== Segment start ==
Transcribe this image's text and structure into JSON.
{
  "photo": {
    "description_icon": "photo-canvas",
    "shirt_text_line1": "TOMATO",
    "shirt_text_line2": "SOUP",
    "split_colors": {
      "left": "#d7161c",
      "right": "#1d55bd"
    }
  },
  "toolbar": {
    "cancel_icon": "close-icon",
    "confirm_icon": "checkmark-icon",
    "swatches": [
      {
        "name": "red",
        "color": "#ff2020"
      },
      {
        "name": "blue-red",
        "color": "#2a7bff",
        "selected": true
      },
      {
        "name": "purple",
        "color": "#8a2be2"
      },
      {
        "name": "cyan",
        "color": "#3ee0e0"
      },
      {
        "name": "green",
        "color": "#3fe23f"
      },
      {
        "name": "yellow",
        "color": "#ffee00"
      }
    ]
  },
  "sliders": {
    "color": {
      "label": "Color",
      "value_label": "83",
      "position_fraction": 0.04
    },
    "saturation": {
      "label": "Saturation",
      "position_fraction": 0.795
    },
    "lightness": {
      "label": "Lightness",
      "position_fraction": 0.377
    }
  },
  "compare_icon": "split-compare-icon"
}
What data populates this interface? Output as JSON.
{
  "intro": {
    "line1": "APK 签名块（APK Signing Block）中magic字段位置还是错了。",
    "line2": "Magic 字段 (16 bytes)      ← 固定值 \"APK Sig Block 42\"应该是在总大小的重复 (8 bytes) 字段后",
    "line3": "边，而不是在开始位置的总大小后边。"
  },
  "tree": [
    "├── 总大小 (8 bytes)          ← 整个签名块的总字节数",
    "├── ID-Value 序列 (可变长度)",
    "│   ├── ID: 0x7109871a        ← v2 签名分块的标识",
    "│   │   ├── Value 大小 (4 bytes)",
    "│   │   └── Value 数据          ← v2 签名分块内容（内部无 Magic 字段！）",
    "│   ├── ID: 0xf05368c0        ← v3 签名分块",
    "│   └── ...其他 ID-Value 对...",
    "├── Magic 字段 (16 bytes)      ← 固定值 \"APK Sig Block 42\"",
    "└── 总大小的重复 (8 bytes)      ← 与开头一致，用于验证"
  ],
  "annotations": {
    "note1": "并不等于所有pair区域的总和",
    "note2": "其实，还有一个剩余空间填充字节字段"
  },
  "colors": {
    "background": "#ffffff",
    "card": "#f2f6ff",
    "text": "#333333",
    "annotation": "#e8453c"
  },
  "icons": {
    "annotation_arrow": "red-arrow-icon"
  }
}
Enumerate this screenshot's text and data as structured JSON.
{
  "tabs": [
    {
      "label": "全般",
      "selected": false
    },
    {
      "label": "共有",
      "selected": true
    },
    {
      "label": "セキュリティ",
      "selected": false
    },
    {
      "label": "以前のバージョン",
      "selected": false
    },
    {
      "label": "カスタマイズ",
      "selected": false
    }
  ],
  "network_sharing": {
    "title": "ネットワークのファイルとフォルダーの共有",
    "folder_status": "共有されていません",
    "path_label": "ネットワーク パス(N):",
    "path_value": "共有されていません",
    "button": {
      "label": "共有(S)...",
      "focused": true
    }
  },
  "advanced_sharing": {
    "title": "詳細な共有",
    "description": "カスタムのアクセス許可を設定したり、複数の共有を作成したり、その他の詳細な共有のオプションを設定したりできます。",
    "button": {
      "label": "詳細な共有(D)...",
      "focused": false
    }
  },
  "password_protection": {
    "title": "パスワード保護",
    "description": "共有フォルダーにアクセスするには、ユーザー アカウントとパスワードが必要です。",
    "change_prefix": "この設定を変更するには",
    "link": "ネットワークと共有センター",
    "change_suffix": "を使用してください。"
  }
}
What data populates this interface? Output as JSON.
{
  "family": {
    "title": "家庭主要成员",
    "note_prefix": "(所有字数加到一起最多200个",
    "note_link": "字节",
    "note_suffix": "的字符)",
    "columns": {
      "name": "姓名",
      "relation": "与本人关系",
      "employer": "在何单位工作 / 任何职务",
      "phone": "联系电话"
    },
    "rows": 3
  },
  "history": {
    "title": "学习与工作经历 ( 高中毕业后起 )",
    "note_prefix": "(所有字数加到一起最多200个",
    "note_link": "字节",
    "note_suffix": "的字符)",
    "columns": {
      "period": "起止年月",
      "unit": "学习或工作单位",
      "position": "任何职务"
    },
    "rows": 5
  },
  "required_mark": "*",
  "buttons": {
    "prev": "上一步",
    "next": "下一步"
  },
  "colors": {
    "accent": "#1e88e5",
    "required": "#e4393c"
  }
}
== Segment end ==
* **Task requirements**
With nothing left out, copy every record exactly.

* **Task answer**
Transcribe this image's text and structure into JSON.
{
  "photo": {
    "description_icon": "photo-canvas",
    "shirt_text_line1": "TOMATO",
    "shirt_text_line2": "SOUP",
    "split_colors": {
      "left": "#d7161c",
      "right": "#1d55bd"
    }
  },
  "toolbar": {
    "cancel_icon": "close-icon",
    "confirm_icon": "checkmark-icon",
    "swatches": [
      {
        "name": "red",
        "color": "#ff2020"
      },
      {
        "name": "blue-red",
        "color": "#2a7bff",
        "selected": true
      },
      {
        "name": "purple",
        "color": "#8a2be2"
      },
      {
        "name": "cyan",
        "color": "#3ee0e0"
      },
      {
        "name": "green",
        "color": "#3fe23f"
      },
      {
        "name": "yellow",
        "color": "#ffee00"
      }
    ]
  },
  "sliders": {
    "color": {
      "label": "Color",
      "value_label": "83",
      "position_fraction": 0.04
    },
    "saturation": {
      "label": "Saturation",
      "position_fraction": 0.795
    },
    "lightness": {
      "label": "Lightness",
      "position_fraction": 0.377
    }
  },
  "compare_icon": "split-compare-icon"
}
What data populates this interface? Output as JSON.
{
  "intro": {
    "line1": "APK 签名块（APK Signing Block）中magic字段位置还是错了。",
    "line2": "Magic 字段 (16 bytes)      ← 固定值 \"APK Sig Block 42\"应该是在总大小的重复 (8 bytes) 字段后",
    "line3": "边，而不是在开始位置的总大小后边。"
  },
  "tree": [
    "├── 总大小 (8 bytes)          ← 整个签名块的总字节数",
    "├── ID-Value 序列 (可变长度)",
    "│   ├── ID: 0x7109871a        ← v2 签名分块的标识",
    "│   │   ├── Value 大小 (4 bytes)",
    "│   │   └── Value 数据          ← v2 签名分块内容（内部无 Magic 字段！）",
    "│   ├── ID: 0xf05368c0        ← v3 签名分块",
    "│   └── ...其他 ID-Value 对...",
    "├── Magic 字段 (16 bytes)      ← 固定值 \"APK Sig Block 42\"",
    "└── 总大小的重复 (8 bytes)      ← 与开头一致，用于验证"
  ],
  "annotations": {
    "note1": "并不等于所有pair区域的总和",
    "note2": "其实，还有一个剩余空间填充字节字段"
  },
  "colors": {
    "background": "#ffffff",
    "card": "#f2f6ff",
    "text": "#333333",
    "annotation": "#e8453c"
  },
  "icons": {
    "annotation_arrow": "red-arrow-icon"
  }
}
Enumerate this screenshot's text and data as structured JSON.
{
  "tabs": [
    {
      "label": "全般",
      "selected": false
    },
    {
      "label": "共有",
      "selected": true
    },
    {
      "label": "セキュリティ",
      "selected": false
    },
    {
      "label": "以前のバージョン",
      "selected": false
    },
    {
      "label": "カスタマイズ",
      "selected": false
    }
  ],
  "network_sharing": {
    "title": "ネットワークのファイルとフォルダーの共有",
    "folder_status": "共有されていません",
    "path_label": "ネットワーク パス(N):",
    "path_value": "共有されていません",
    "button": {
      "label": "共有(S)...",
      "focused": true
    }
  },
  "advanced_sharing": {
    "title": "詳細な共有",
    "description": "カスタムのアクセス許可を設定したり、複数の共有を作成したり、その他の詳細な共有のオプションを設定したりできます。",
    "button": {
      "label": "詳細な共有(D)...",
      "focused": false
    }
  },
  "password_protection": {
    "title": "パスワード保護",
    "description": "共有フォルダーにアクセスするには、ユーザー アカウントとパスワードが必要です。",
    "change_prefix": "この設定を変更するには",
    "link": "ネットワークと共有センター",
    "change_suffix": "を使用してください。"
  }
}
What data populates this interface? Output as JSON.
{
  "family": {
    "title": "家庭主要成员",
    "note_prefix": "(所有字数加到一起最多200个",
    "note_link": "字节",
    "note_suffix": "的字符)",
    "columns": {
      "name": "姓名",
      "relation": "与本人关系",
      "employer": "在何单位工作 / 任何职务",
      "phone": "联系电话"
    },
    "rows": 3
  },
  "history": {
    "title": "学习与工作经历 ( 高中毕业后起 )",
    "note_prefix": "(所有字数加到一起最多200个",
    "note_link": "字节",
    "note_suffix": "的字符)",
    "columns": {
      "period": "起止年月",
      "unit": "学习或工作单位",
      "position": "任何职务"
    },
    "rows": 5
  },
  "required_mark": "*",
  "buttons": {
    "prev": "上一步",
    "next": "下一步"
  },
  "colors": {
    "accent": "#1e88e5",
    "required": "#e4393c"
  }
}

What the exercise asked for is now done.